Global Commentary and Think-Tank Analysis:
- The Palestinians Should Move Fast toward Negotiations. Time Is Not on Their Side - Walter Russell Mead
Palestinian options are narrowing as they search for allies. Two of the most important Arab states - Syria and Iraq - are so torn by internal strife that they can no longer project power beyond their borders.
With the U.S. looking to reduce its regional commitments, this has made Israel a vital strategic ally for the Sunni Arab world. Despite continuing sympathy for the Palestinians, Arab governments cannot escape the reality that for now, the existence of a strong Israel is a pillar of their own independence.
Russia's ties to Israel are deep. The Palestinians have nothing to offer Russia to offset what it gains economically, politically and technologically from its ties to Israel. Europe is divided and preoccupied with crises closer to home.
The Palestinians have always believed that time was on their side. That confidence was misplaced. As Israel has grown into a tech giant and a regional superpower, the Palestinian bargaining position continues to erode. If the PA doesn't move fast toward negotiations for a final peace, time will continue to work in Israel's favor, and Palestinian options will only narrow. The writer is professor of foreign affairs and the humanities at Bard College.
(Wall Street Journal)
- Israeli Sovereignty, Not Appeasement, Is the Key to Lasting Peace - Caroline Glick
Since 1937, Israel has consistently agreed to share its land with the Palestinians and the Palestinians have consistently refused peace. Since 2000, Israel has made three separate offers of peace that involved Israel surrendering nearly all of Judea and Samaria to the Palestinians and repartitioning Jerusalem. The Palestinians rejected all of Israel's offers. The notion that people who demand the ethnic cleansing of Jews from Judea and Samaria and Jerusalem will ever live at peace with the Jewish state is manifestly absurd.
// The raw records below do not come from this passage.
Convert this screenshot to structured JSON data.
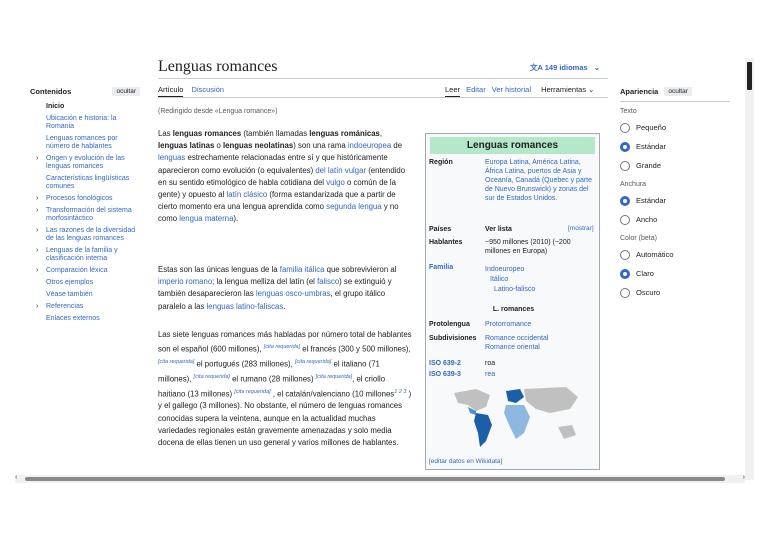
{
  "toc": {
    "title": "Contenidos",
    "hide": "ocultar",
    "items": [
      {
        "label": "Inicio",
        "active": true
      },
      {
        "label": "Ubicación e historia: la Romania"
      },
      {
        "label": "Lenguas romances por número de hablantes"
      },
      {
        "label": "Origen y evolución de las lenguas romances",
        "chev": true
      },
      {
        "label": "Características lingüísticas comunes"
      },
      {
        "label": "Procesos fonológicos",
        "chev": true
      },
      {
        "label": "Transformación del sistema morfosintáctico",
        "chev": true
      },
      {
        "label": "Las razones de la diversidad de las lenguas romances",
        "chev": true
      },
      {
        "label": "Lenguas de la familia y clasificación interna",
        "chev": true
      },
      {
        "label": "Comparación léxica",
        "chev": true
      },
      {
        "label": "Otros ejemplos"
      },
      {
        "label": "Véase también"
      },
      {
        "label": "Referencias",
        "chev": true
      },
      {
        "label": "Enlaces externos"
      }
    ]
  },
  "header": {
    "title": "Lenguas romances",
    "languages": "149 idiomas",
    "tab_article": "Artículo",
    "tab_talk": "Discusión",
    "read": "Leer",
    "edit": "Editar",
    "history": "Ver historial",
    "tools": "Herramientas"
  },
  "body": {
    "redirect": "(Redirigido desde «Lengua romance»)",
    "cite_needed": "cita requerida"
  },
  "infobox": {
    "title": "Lenguas romances",
    "region_label": "Región",
    "region": "Europa Latina, América Latina, África Latina, puertos de Asia y Oceanía, Canadá (Quebec y parte de Nuevo Brunswick) y zonas del sur de Estados Unidos.",
    "countries_label": "Países",
    "countries": "Ver lista",
    "show": "[mostrar]",
    "speakers_label": "Hablantes",
    "speakers": "~950 millones (2010) (~200 millones en Europa)",
    "family_label": "Familia",
    "family": [
      "Indoeuropeo",
      "Itálico",
      "Latino-falisco"
    ],
    "subheader": "L. romances",
    "proto_label": "Protolengua",
    "proto": "Protorromance",
    "subdiv_label": "Subdivisiones",
    "subdiv": [
      "Romance occidental",
      "Romance oriental"
    ],
    "iso2_label": "ISO 639-2",
    "iso2": "roa",
    "iso3_label": "ISO 639-3",
    "iso3": "rea",
    "footer": "[editar datos en Wikidata]"
  },
  "appearance": {
    "title": "Apariencia",
    "hide": "ocultar",
    "text_label": "Texto",
    "text_options": [
      "Pequeño",
      "Estándar",
      "Grande"
    ],
    "text_selected": 1,
    "width_label": "Anchura",
    "width_options": [
      "Estándar",
      "Ancho"
    ],
    "width_selected": 0,
    "color_label": "Color (beta)",
    "color_options": [
      "Automático",
      "Claro",
      "Oscuro"
    ],
    "color_selected": 1
  },
  "colors": {
    "link": "#3366cc",
    "infobox_header": "#b4e8c8",
    "radio_on": "#3366cc"
  }
}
The U.S. peace plan is the first with any chance of success because it rejects the notion that Israel is to blame for the Palestinians' 100-year refusal to accept the Jewish people's right to self-determination and independence in their ancestral homeland. It accepts the fact that Israel has both legal and national rights to sovereignty in its national home, including in Judea and Samaria. It also accepts that Israel cannot defend itself and secure its future without permanent control over its eastern frontier in the Jordan Valley.
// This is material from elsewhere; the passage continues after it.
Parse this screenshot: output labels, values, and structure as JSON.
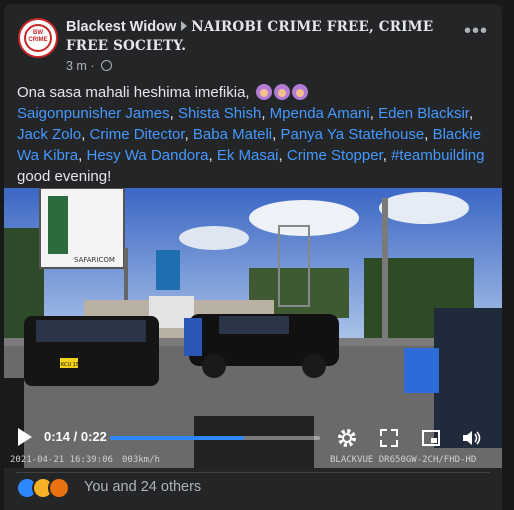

Finally, the plan rejects the Palestinian demand for the ethnic cleansing of Jews.
- The territory that was to become British Mandatory Palestine was designated as a future Jewish National Home 100 years ago at the post-World War I San Remo Conference.
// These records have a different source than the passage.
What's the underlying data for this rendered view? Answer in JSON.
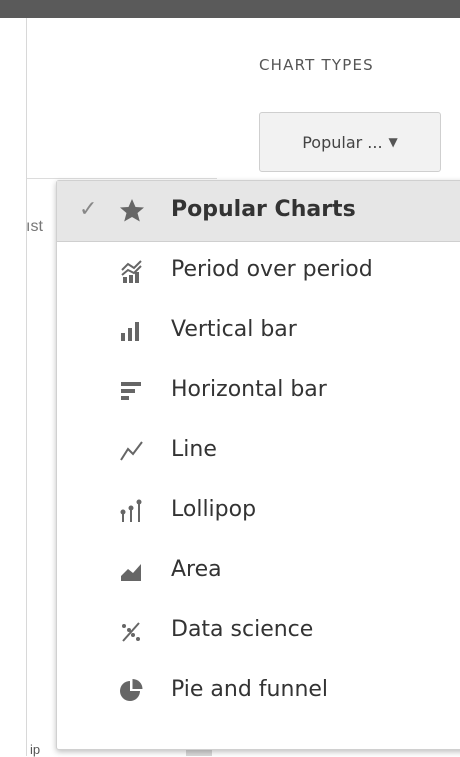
{
  "header": {
    "section_label": "CHART TYPES",
    "selector_value": "Popular ...",
    "selector_chevron": "chevron-down-icon"
  },
  "background": {
    "left_peek_text": "ıst",
    "bottom_peek_text": "ip"
  },
  "menu": {
    "items": [
      {
        "label": "Popular Charts",
        "icon": "star-icon",
        "selected": true
      },
      {
        "label": "Period over period",
        "icon": "period-over-period-icon",
        "selected": false
      },
      {
        "label": "Vertical bar",
        "icon": "vertical-bar-icon",
        "selected": false
      },
      {
        "label": "Horizontal bar",
        "icon": "horizontal-bar-icon",
        "selected": false
      },
      {
        "label": "Line",
        "icon": "line-chart-icon",
        "selected": false
      },
      {
        "label": "Lollipop",
        "icon": "lollipop-icon",
        "selected": false
      },
      {
        "label": "Area",
        "icon": "area-chart-icon",
        "selected": false
      },
      {
        "label": "Data science",
        "icon": "data-science-icon",
        "selected": false
      },
      {
        "label": "Pie and funnel",
        "icon": "pie-chart-icon",
        "selected": false
      }
    ]
  },
  "colors": {
    "selected_bg": "#e6e6e6",
    "icon": "#666666",
    "text": "#333333"
  }
}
- This history is pertinent to the debate that has emerged about Israel retaining parts of the West Bank this year in fulfillment of the U.S. peace plan.
- This is commonly referred to as "annexation" and states have pointed out that they oppose the annexation of someone else's territory. But can you annex territory that has already been designated as yours?
- The Turkish invasion of Cyprus was an act of aggression. The Russian invasion of Crimea was an act of aggression. Israel in the West Bank is an entirely different story. International law draws a distinction between unlawful territorial change by an aggressor and lawful territorial change in response to an act of aggression.
- In addition to the designation of these territories as part of the Jewish national home, one must remember that the West Bank was captured by Israel in a war of self-defense in 1967. That makes all the difference.
- It would be more correct not to use the term "annexation" but rather "the application of Israeli law to parts of the West Bank."
See also Video: The San Remo Conference of 1920 Converted the Balfour Declaration into a Binding International Treaty - Dore Gold (Institute for Contemporary Affairs-Jerusalem Center for Public Affairs)
The writer, former director-general of the Israel Ministry of Foreign Affairs and Israel's Ambassador to the UN, is president of the Jerusalem Center.